Despite the introduction of the iPad and the harsh words of Apple CEO Steve Jobs, netbooks will continue to thrive, say analysts and commentators, who cite the tablet's missing features and relatively high price.
During the launch, Jobs called netbooks “cheap laptops” that tried but failed to create a third category between smartphones and notebook PCs.
“The problem is that netbooks aren't better than anything,” Jobs said.
Au contraire, said commentators, who called the iPad nothing more than an overgrown iPod Touch. Others suggested that Apple should have launched an iNetbook instead.
HP's touch-enabled Mini 5102, which starts at $399, is one netbook that will deliver more bang for the buck than the iPad. Also, see our image gallery: Apple's iPad has landed.ABI Research analyst Jeff Orr said the iPad is no sure thing.
“Several functions — front-facing and still/video cameras, external storage interfaces, support for Flash in the browser — are absent,” he wrote in a research note. “The iPad prices and gaps in functionality are likely to leave the door open for other media tablet vendors.”
ABI predicts that 4 million tablets such as the iPad and the lesser-known Archos 5 will ship this year.
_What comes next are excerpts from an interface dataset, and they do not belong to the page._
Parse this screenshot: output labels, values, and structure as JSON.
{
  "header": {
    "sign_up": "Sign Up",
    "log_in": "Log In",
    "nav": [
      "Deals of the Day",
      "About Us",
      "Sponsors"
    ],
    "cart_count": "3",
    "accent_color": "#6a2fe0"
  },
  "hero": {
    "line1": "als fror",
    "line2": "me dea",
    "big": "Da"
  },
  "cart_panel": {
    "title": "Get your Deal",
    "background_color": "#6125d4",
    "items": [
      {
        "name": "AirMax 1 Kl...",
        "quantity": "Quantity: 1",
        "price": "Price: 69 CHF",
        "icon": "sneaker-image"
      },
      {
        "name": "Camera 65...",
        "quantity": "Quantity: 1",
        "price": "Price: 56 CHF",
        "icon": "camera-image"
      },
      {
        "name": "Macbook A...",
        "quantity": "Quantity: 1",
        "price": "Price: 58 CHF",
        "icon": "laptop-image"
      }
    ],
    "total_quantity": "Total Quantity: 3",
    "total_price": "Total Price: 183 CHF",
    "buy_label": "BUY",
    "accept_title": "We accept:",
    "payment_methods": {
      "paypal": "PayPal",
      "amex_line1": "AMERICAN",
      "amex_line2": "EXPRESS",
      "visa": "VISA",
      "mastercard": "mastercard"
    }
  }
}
That's a fraction of the 35 million netbooks ABI said shipped last year — a number it expects will grow this year.
“Most netbook purchases are based on a 'value' decision for portable and mobile usage, while media tablets will initially be a premium, luxury device focused on the home,” Orr said. “ABI Research expects little impact on netbook shipments in 2010 from the introduction of media tablets.”
Here's a rundown comparing netbooks against the iPad in several key areas, with the winner highlighted in each:
Design: The iPad. One-half-inch thin, 1.5 lb. That is less than half the size and weight of most netbooks, which are weighed down by their keyboards. The iPad also boasts Apple's trademark style.
Camera: Netbooks. The lack of a video webcam or a still-photo camera — cameras being standard on even low-end smartphones today — has been criticized. “The lack of a camera on the iPad is a serious problem, we think,” wrote ReadWriteWeb. “Images and video are a big part of the interactivity on the Web that people have become used to, and we're not sure how they'll react to a device that, on the surface, seems like it should have these capabilities but is instead sorely lacking.”
Input: Tossup. IPhone and iTouch owners will no doubt love the touch experience on the iPad. But independent analyst Jack Gold questions whether users will be able to “do any serious work” without a keyboard. The iPad does come with a dock to attach an optional keyboard, but that negates some of its form factor advantage over netbooks.